§ **WHAT YOU SHOULD DO**: If a line below contains "this", count it; then state how many such lines there are, and nothing else.

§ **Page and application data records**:
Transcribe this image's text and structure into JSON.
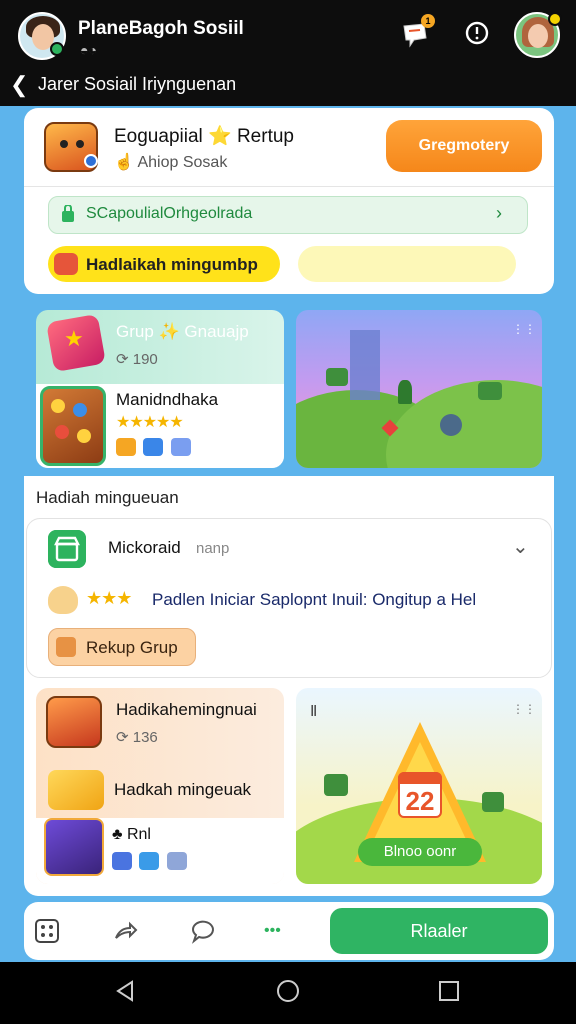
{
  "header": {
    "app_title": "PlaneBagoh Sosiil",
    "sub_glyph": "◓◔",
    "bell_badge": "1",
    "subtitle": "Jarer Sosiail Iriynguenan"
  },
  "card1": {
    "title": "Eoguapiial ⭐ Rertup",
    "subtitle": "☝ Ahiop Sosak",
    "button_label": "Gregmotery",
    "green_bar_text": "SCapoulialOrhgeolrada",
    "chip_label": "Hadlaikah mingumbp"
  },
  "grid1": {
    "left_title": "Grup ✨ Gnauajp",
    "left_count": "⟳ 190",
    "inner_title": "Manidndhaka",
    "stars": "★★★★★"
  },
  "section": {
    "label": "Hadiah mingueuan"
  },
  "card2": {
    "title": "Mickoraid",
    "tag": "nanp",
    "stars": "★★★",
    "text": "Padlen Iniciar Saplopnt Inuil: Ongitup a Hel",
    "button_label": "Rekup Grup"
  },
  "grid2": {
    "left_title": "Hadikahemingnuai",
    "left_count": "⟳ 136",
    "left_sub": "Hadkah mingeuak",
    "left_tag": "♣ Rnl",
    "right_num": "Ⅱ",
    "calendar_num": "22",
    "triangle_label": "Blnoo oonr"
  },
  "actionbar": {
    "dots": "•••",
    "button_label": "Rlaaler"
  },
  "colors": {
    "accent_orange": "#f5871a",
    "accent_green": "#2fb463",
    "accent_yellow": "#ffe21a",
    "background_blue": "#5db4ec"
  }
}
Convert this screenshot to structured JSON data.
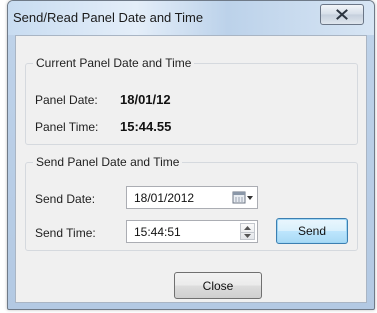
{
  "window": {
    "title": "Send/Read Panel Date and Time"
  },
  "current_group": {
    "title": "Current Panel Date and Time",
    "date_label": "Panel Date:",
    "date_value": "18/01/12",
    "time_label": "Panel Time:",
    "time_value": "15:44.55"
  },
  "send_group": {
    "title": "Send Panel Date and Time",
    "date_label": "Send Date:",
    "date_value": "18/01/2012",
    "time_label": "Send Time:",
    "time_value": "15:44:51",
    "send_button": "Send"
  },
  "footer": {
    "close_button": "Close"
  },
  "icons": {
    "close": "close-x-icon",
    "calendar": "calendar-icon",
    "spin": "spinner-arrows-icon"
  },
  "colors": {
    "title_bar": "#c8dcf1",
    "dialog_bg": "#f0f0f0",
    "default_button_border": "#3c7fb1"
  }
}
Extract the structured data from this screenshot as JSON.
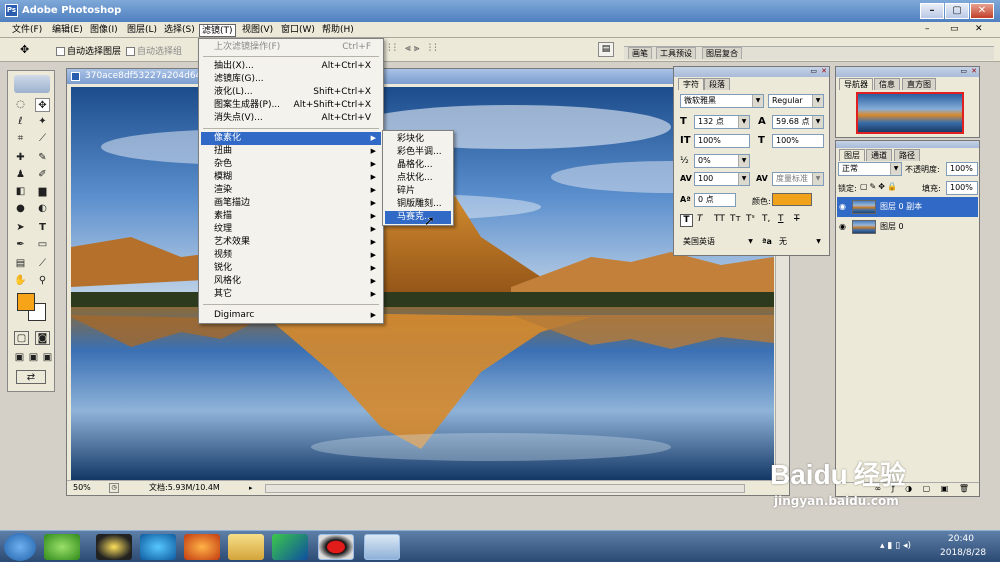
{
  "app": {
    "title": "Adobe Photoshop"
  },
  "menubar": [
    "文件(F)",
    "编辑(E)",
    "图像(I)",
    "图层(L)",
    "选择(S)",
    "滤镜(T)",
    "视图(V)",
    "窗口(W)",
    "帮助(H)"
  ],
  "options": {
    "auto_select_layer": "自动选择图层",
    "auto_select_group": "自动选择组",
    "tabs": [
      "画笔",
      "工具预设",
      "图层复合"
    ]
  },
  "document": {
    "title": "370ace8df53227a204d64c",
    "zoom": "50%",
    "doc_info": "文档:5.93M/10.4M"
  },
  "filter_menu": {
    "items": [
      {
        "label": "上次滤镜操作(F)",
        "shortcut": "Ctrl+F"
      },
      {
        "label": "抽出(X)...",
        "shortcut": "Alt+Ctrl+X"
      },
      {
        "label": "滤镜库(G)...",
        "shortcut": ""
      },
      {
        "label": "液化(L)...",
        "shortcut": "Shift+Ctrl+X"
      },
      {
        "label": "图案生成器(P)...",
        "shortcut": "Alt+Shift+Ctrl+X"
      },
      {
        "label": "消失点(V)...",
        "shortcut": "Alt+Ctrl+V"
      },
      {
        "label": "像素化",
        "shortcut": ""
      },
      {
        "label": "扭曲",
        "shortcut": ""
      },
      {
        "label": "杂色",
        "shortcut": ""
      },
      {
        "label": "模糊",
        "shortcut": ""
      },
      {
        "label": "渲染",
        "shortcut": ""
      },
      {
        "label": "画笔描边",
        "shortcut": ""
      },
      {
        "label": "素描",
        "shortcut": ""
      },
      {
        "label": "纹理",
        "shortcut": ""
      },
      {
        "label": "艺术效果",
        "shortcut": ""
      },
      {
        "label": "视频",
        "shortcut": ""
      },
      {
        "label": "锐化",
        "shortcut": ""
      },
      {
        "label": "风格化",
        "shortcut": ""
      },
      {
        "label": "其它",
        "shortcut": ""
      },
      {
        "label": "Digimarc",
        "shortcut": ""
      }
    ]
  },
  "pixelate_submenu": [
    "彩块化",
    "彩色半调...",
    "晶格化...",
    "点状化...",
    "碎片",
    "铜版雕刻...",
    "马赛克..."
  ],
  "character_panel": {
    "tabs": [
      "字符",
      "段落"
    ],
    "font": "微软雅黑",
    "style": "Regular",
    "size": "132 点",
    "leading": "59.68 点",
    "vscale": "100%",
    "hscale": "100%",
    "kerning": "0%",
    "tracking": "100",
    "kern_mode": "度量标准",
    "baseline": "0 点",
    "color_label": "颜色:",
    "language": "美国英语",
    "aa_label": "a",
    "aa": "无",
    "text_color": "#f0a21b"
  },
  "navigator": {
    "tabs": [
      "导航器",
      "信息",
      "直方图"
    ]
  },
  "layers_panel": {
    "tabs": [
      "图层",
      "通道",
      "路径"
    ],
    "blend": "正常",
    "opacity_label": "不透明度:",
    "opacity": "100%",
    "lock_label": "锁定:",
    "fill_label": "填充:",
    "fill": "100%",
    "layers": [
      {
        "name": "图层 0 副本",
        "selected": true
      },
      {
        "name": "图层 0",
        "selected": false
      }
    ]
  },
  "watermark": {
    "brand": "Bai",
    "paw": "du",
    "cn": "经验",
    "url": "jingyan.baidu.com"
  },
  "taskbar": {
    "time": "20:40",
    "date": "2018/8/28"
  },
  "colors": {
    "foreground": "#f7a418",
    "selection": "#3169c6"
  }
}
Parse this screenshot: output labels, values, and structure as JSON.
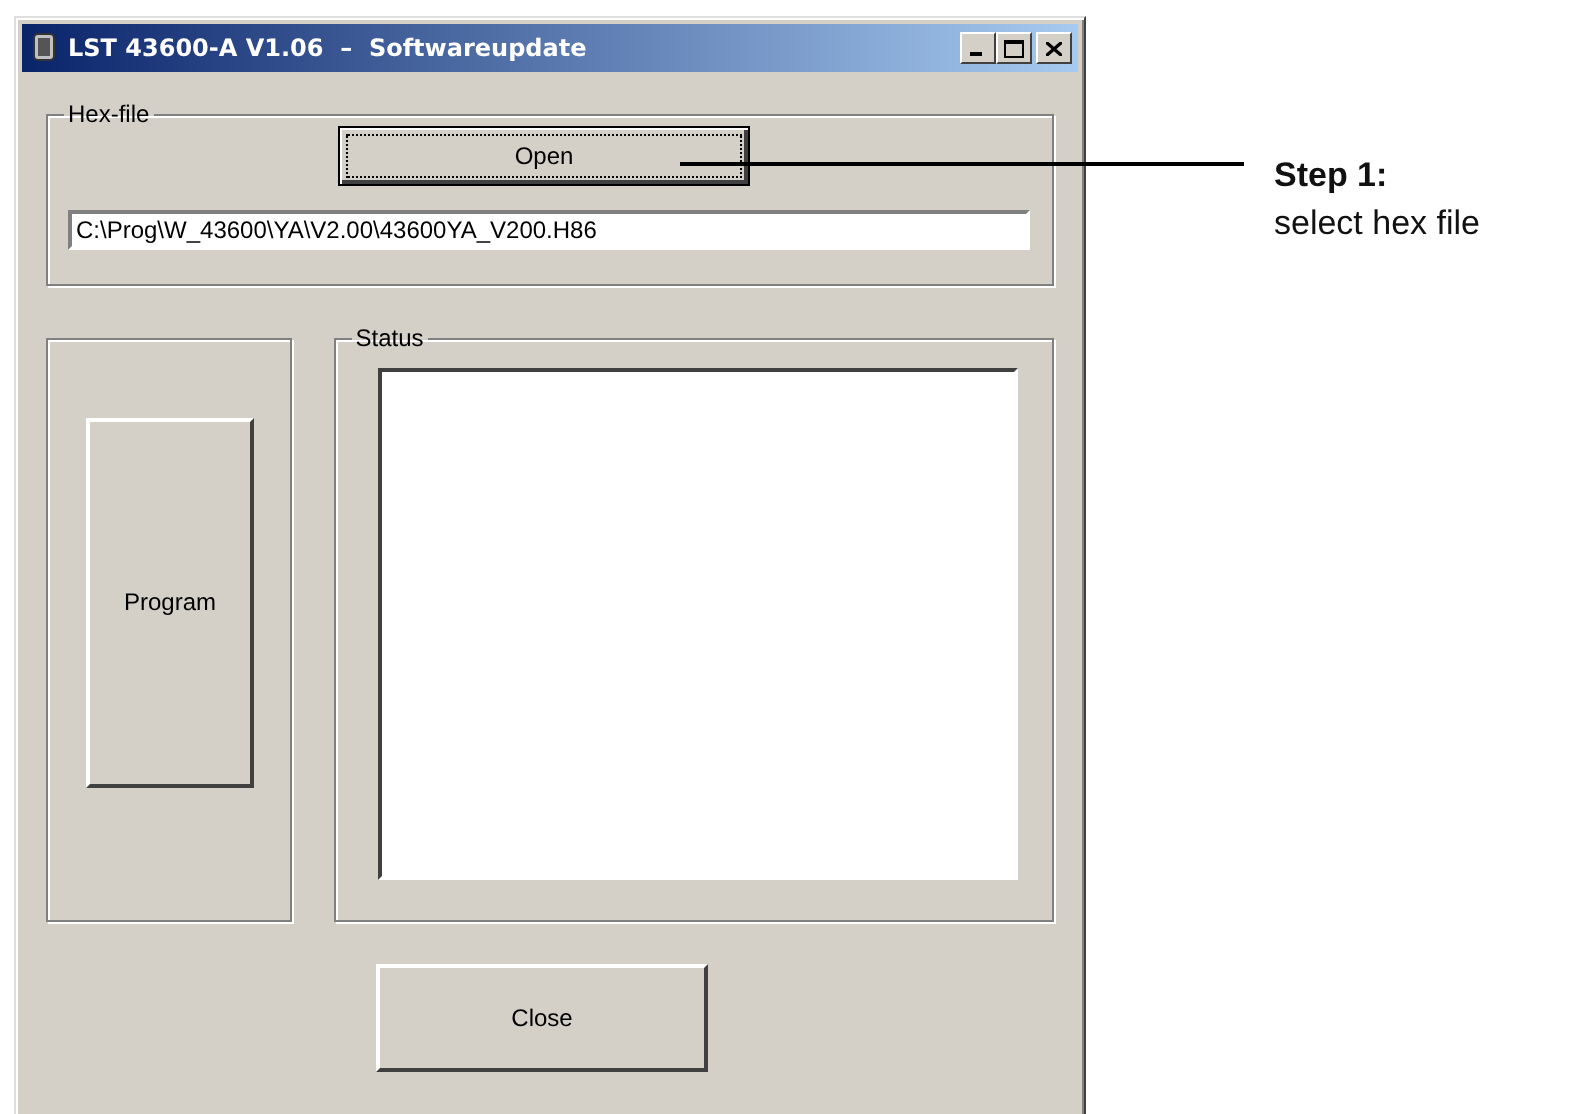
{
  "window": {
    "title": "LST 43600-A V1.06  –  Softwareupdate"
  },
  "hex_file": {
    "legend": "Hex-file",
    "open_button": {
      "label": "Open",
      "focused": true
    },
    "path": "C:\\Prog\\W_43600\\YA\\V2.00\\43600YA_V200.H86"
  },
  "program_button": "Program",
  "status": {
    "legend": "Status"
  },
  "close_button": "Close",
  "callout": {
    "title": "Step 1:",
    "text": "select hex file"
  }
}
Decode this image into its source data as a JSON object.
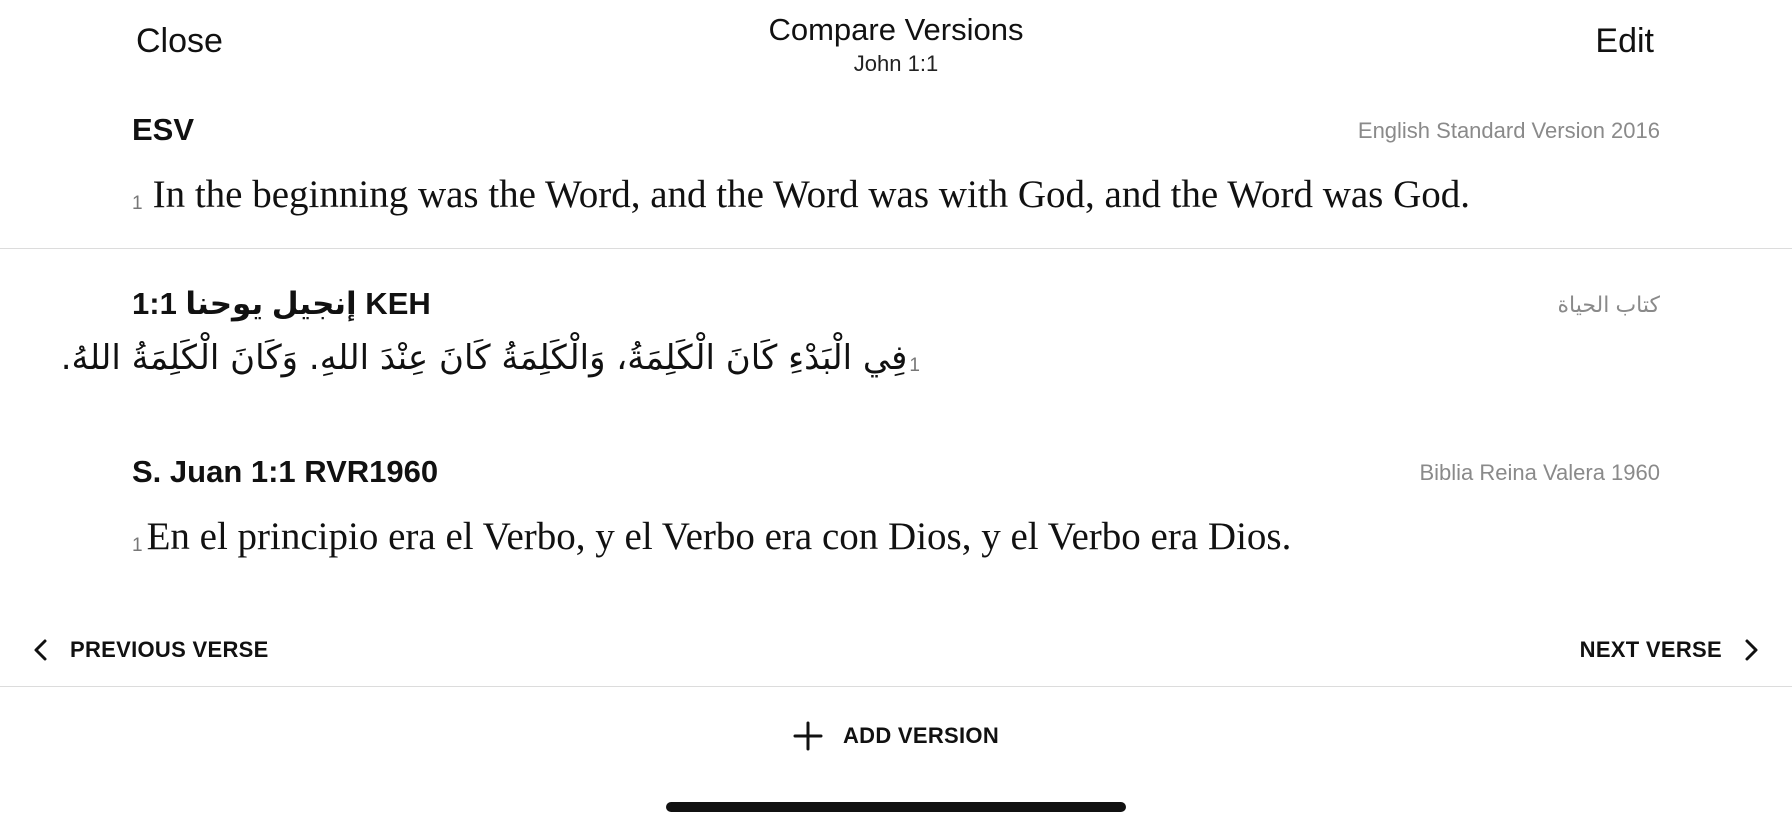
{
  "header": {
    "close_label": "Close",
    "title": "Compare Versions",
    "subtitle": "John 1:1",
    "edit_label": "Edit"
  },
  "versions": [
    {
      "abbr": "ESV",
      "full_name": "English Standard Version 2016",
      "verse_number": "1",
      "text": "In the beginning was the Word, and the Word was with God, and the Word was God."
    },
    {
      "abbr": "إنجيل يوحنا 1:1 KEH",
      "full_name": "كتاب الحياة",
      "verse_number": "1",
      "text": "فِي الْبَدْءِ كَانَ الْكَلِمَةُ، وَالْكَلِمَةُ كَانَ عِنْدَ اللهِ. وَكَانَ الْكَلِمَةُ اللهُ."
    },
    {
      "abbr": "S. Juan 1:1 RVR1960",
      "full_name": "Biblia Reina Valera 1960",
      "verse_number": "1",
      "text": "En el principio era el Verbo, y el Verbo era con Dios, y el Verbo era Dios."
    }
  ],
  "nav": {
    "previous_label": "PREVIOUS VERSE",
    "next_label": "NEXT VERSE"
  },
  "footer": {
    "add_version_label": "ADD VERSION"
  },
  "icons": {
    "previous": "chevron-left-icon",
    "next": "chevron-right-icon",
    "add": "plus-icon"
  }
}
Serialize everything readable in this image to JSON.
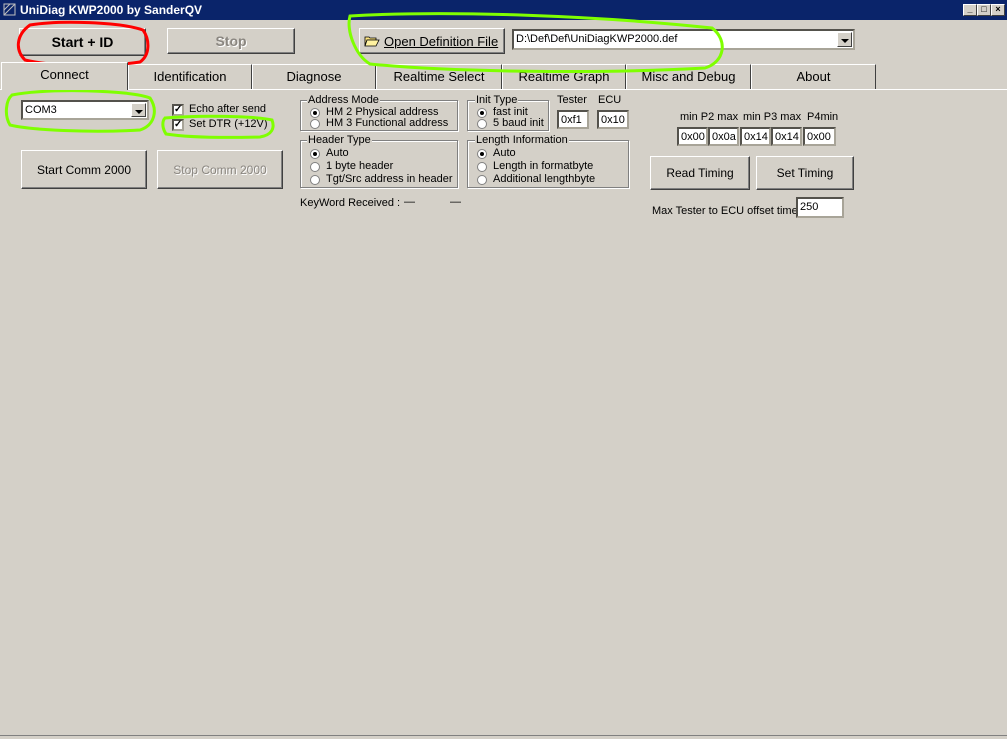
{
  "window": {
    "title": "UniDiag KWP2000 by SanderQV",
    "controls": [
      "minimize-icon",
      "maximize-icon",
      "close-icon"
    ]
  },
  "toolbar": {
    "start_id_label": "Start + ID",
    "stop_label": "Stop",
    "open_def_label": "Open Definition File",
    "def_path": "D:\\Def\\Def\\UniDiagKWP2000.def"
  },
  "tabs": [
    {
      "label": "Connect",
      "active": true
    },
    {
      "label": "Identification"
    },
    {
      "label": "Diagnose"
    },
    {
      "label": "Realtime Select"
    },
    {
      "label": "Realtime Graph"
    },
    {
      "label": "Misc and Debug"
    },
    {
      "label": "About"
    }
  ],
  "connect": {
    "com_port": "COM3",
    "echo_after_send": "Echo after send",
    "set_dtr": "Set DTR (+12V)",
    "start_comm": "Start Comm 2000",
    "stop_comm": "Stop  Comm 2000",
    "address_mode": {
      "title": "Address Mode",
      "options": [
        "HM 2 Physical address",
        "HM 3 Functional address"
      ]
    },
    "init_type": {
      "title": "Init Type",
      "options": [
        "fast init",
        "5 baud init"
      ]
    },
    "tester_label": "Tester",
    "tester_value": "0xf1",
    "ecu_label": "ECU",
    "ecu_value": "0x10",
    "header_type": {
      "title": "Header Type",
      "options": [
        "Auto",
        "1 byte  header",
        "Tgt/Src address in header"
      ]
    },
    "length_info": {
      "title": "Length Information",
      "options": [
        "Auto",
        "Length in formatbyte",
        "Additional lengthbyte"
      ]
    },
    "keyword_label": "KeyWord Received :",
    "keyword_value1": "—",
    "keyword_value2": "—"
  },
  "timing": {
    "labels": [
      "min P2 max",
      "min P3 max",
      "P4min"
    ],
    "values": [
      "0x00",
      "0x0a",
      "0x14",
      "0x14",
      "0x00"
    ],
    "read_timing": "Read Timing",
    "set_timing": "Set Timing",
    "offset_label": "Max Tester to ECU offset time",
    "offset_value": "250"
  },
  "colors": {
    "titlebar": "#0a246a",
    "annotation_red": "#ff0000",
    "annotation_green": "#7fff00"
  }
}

§ **TASK SOLUTION**: 6